Phil Jackson Salutes Winter
How widely respected is this K-State legend named Fred "Tex" Winter? Just listen. Michael Jordan, arguably the most pristine player to ever lace up sneakers said: "Tex Winter was the most important coach I had because he probably criticized my game more than anybody. He was a driving force." Kobe Bryant, perhaps the greatest player in today's era, said, "Tex is a basketball purist. He wants the game to be played the right way all the time." And Phil Jackson, who has a record 11 NBA titles to his credit, said of his longtime assistant coach and consultant, "Tex is officially the God of Basketball." Sam Barry was the inventor of the "triangle offense" when coaching at USC in the 1940s, but Winter certainly gets credit for refining the offense based on the principles of 15-foot floor spacing between players and always played within a team concept. No offense in any sport has withstood the test of time like the "triangle" as it won eight Big 7/8 titles in the 1950s and 1960s at K-State, six rings with the Chicago Bulls in the 1990s, and four titles with the Los Angeles Lakers in the 2000s. At K-State from 1954-68, Winter's teams won 261 games, which included the eight Big Seven/Eight titles, plus five Big Seven/Eight Holiday Tourney crowns. His teams went to six NCAA tournaments and he is the only individual associated with every trip K-State made to the Final Four - as an assistant in 1948 and 1951, and as head coach in 1959 and 1964. His Wildcat teams finished in the Top 20 nine times in his 15 seasons, which included the No. 1-ranked K-State team of 1958-59. Starting as a KSU assistant to Jack Gardner in the late-1940s, through his retirement as a consultant with the LA Lakers two years ago, Winter coached basketball's "triangle offense" in seven different decades. "Even when he was well into his 80s, Tex would say that the lifestyle was too much for him and that the arenas were too loud, but then he would be the first one in the next morning watching game tape," Jackson said. "He'd be sitting there saying that the coffee was killing him, but then all of a sudden he would be up front diagramming something from the past ... maybe years ago ... that would be a remedy to what was happening to us on the court." "Especially in the playoffs, he seemed to always come up with an idea that would solve a problem and help us to a championship," Jackson said. "He was always collaborating with us." In his last few years with Jackson and the Lakers, Winter's official title was "consultant." Winter, however, preferred the term "insultant." Giving a soft chuckle, Jackson said, "Tex was not a beholder to stars or to reputation.

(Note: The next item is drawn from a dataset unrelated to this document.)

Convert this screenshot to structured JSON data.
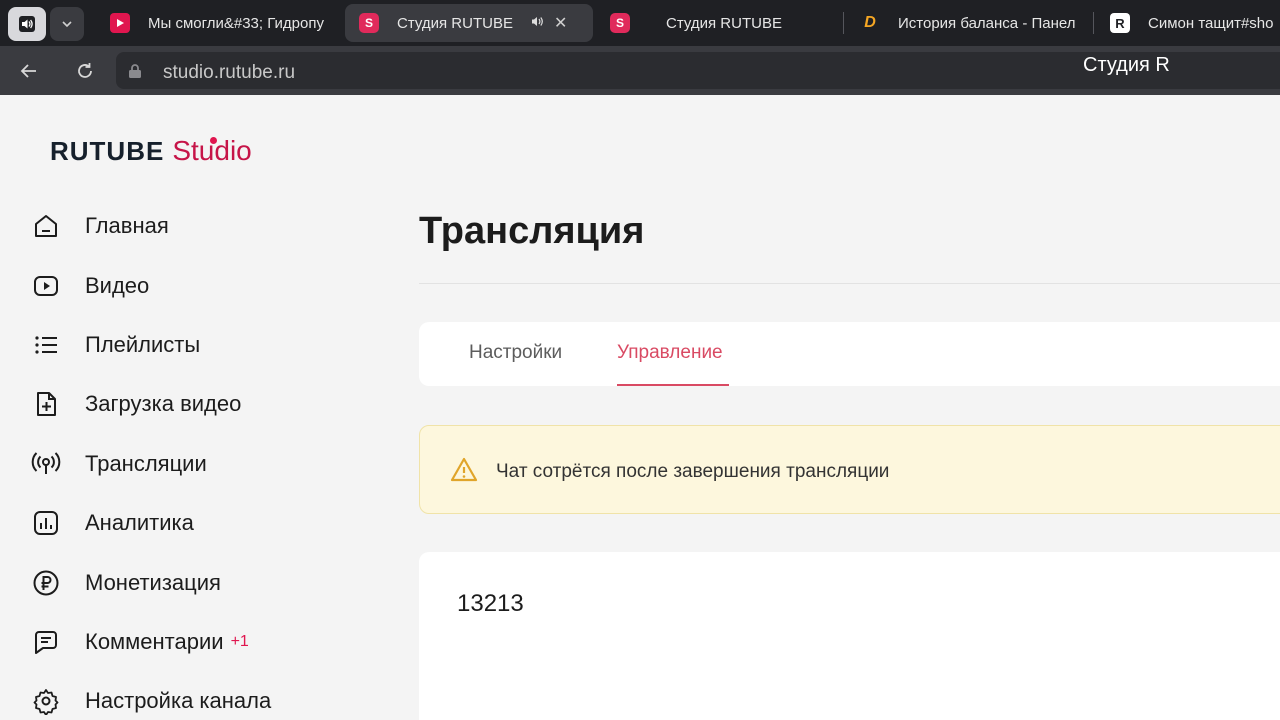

He was about playing basketball the right way. Many times he'd stand up, look at me and say, 'You're being out-coached by the guy on the other bench. You better get into it!' "He wasn't opposed at all to saying, 'Get (Michael) Jordan off the floor. He's hurting the team. He's not running the offense,' " said Jackson. "From time to time I'd have to just try to calm him down, but even at 85 his spirit never died when it came to being an irritant to some individuals and the desire to seeing the game played the right way." Jackson, a former NBA talent, had heard of Winter when he was coaching at Houston where his constant focus on proper fundamentals and team play was not always accepted by Rockets' star Elvin Hayes. Eventually, Hayes remained as a player, and Winter was dismissed as a coach with a two-year record of 51-78 from 1972-74. An NBA scout at the time, Jerry Krause spent a great deal of time in Ahearn Field House watching Winter coach his Wildcat teams. When he became a general manager of the Chicago Bulls, Winter was one of his first hires as an assistant to Doug Collins. When Collins was let go and Jackson was hired, Winter was retained, and so was Winter's "triangle office." Jackson laughs at one of his first conversations he had with Jordan about the offense Chicago was going to run. "Michael looked at me and said, 'You mean you're going to run that equal opportunity offense?' And that is what it is because everyone touches the ball," said Jackson. "But I also told Michael that we would teach guys like Bill Cartwright and Horrace Grant how to get him the ball in the last five seconds of the 24-second clock. It all worked out pretty well." While Jackson's days aside Winter were only at the NBA level, he said he was well aware of his storied career at K-State, and the tales that went with that stay, which included Winter's legendary lucky brown suit. "I heard about that brown suit, but he didn't wear it with us," said Jackson. Laughing, he continued, "Tex wore a variety of suits, but most of those he got from some discount place in Salt Lake City. We always kidded him about being an NBA coach who shopped at a discount place." And, there was the story back in the 1950s when Tex introduced Garden City (Kan.) cattle feed yard owner Forrest Brookover as 'Trees Overbrook.' " "There are innumerable stories like that," Jackson said. "Here, we always referred to him as our absent minded professor. He was very entertaining and loved by so many people. Tex was a person of such great values and had such a firm belief in doing things the right way and always stood his ground." Jackson would add, "I know Tex is very proud to be entering the Collegiate Basketball Hall of Fame. I know he feels good about himself because he's a very proud individual, but I also know that he's proud that the honor will include the name of Kansas State."